11:13 p.m. ET, January 6, 2021

GOP congresswoman: "I'm disgusted and I'm angry... this needs to stop"

From CNN's Josiah Ryan

Rep. Nancy Mace said the last few days quickly transformed from the greatest in her political career to the worst. 

Mace said her excitement from being sworn in on January 3, as the first Republican woman to be elected to Congress from South Carolina, quickly turned to horror as pro-Trump mob descended on the US Capitol.

"This has been the best and worst week of my life as an elected official," she told CNN's Don Lemon this evening.

 "My worst fears came true today, this is a sad day for our nation," she continued. "I'm heartbroken, I'm disgusted and I'm angry and enough is enough."

"This needs to stop," she added. "It needs to stop right now tonight. We need to end it."

Watch the interview:

11:01 p.m. ET, January 6, 2021

US Secret Service bringing in every available agent to White House and Naval Observatory

From CNN's Betsy Klein

The US Secret Service is significantly ramping up coverage and bringing additional agents from the region to the White House, Naval Observatory, and USSS headquarters after today’s unrest, a source familiar with the situation said.

A USSS official also told CNN that Secret Service was the first federal agency deployed when the US Capitol Police asked for assistance from local and federal law enforcement.

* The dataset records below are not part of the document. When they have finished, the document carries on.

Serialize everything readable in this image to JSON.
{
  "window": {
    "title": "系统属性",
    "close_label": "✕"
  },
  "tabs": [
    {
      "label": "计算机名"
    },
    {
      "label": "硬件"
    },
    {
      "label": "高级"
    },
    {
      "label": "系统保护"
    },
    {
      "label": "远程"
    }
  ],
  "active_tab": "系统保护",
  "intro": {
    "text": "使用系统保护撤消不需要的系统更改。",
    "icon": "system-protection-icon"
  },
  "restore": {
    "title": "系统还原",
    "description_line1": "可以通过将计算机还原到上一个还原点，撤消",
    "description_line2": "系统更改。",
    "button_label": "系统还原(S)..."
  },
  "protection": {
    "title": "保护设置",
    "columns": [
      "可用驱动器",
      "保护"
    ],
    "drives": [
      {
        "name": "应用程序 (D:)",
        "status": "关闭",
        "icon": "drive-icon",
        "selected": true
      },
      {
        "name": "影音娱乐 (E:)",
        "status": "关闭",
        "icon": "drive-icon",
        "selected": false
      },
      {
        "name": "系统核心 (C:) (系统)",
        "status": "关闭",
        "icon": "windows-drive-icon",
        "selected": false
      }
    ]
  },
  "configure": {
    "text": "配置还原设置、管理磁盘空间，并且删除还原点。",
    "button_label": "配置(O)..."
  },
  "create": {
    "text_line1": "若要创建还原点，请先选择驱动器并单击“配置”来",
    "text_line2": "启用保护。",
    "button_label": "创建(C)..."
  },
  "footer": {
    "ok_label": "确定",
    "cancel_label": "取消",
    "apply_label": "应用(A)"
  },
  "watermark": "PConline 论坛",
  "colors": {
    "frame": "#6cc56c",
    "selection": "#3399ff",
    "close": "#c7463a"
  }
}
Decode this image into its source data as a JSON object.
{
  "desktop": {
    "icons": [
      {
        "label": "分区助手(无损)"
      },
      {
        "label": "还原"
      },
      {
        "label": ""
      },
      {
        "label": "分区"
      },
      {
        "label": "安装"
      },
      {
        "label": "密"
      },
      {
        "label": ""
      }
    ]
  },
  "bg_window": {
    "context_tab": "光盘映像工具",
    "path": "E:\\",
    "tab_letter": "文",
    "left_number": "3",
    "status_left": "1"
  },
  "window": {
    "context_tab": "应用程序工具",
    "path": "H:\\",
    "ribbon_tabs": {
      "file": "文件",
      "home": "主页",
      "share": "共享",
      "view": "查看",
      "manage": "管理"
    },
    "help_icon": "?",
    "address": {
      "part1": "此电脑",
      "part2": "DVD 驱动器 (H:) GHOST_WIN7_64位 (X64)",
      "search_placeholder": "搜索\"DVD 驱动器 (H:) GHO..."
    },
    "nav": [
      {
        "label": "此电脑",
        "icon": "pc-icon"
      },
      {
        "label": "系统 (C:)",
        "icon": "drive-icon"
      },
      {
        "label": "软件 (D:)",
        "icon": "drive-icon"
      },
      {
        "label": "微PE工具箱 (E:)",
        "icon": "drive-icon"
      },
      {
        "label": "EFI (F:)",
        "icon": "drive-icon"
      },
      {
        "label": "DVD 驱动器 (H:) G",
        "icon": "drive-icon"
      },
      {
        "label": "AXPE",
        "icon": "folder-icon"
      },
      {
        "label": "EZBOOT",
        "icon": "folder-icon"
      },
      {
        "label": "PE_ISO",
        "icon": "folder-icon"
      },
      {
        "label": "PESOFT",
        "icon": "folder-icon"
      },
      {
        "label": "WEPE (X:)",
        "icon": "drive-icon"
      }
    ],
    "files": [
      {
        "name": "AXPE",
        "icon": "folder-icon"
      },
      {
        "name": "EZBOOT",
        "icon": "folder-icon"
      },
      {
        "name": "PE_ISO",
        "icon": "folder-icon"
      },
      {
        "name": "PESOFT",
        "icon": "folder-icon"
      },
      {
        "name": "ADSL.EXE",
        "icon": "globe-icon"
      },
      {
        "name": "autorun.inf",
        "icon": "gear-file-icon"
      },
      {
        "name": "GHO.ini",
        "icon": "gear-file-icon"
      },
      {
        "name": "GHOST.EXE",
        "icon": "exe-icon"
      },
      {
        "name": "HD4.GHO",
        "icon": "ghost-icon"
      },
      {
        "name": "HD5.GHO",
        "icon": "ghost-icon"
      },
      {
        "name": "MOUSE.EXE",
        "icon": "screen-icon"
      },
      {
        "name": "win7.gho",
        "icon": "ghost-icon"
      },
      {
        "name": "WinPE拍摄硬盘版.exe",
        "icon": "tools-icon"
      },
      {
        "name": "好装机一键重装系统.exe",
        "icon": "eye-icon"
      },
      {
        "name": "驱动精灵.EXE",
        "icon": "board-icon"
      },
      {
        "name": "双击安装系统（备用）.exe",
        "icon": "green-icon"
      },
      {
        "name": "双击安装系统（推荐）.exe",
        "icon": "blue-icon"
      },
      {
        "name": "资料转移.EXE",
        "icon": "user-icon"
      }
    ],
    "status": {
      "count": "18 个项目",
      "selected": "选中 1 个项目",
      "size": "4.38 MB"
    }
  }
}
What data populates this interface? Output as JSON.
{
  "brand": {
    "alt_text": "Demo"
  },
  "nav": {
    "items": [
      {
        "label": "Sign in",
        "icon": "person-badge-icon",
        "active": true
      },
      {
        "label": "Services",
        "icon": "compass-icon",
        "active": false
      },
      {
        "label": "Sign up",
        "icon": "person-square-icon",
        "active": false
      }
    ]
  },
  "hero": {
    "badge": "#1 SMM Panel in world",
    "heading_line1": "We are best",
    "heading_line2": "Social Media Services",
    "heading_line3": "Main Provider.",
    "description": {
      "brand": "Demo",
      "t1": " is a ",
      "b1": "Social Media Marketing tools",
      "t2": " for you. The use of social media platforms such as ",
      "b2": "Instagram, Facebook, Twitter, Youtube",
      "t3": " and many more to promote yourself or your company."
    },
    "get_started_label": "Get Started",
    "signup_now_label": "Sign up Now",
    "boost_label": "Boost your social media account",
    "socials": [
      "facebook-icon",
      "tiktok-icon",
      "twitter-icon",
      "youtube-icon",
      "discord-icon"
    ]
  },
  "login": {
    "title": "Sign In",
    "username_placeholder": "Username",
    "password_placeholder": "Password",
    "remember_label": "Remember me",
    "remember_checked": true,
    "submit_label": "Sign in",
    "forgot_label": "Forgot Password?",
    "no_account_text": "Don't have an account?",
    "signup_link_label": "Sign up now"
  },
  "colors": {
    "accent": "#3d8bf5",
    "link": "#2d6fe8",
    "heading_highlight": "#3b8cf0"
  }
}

The agents on detail for Vice President Mike Pence and Vice President-elect Kamala Harris were present today and worked in their roles focused on securing their protectees, but when Capitol Police put out the call for assistance, USSS sent additional uniformed division and special agents to Capitol Hill to assist. They were subsequently joined by other law enforcement agencies, the official said.

11:00 p.m. ET, January 6, 2021

DC mayor extends public emergency for 15 days in response to Capitol riots

From CNN's Adrienne Winston

DC Mayor Muriel Bowser announced she is extending the public emergency to 15 days, as a result of rioters overtaking the US Capitol building earlier today. This will take the emergency declaration until the day after President-elect Joe Biden's inauguration.

The mayor says that the people who stormed the Capitol, “sought to disrupt the Congressional proceedings relating to the acceptance of electoral college votes.”

“Persons are dissatisfied with judicial rulings and the findings of State Boards of Elections, and some persons can be expected to continue their violent protests through the inauguration.”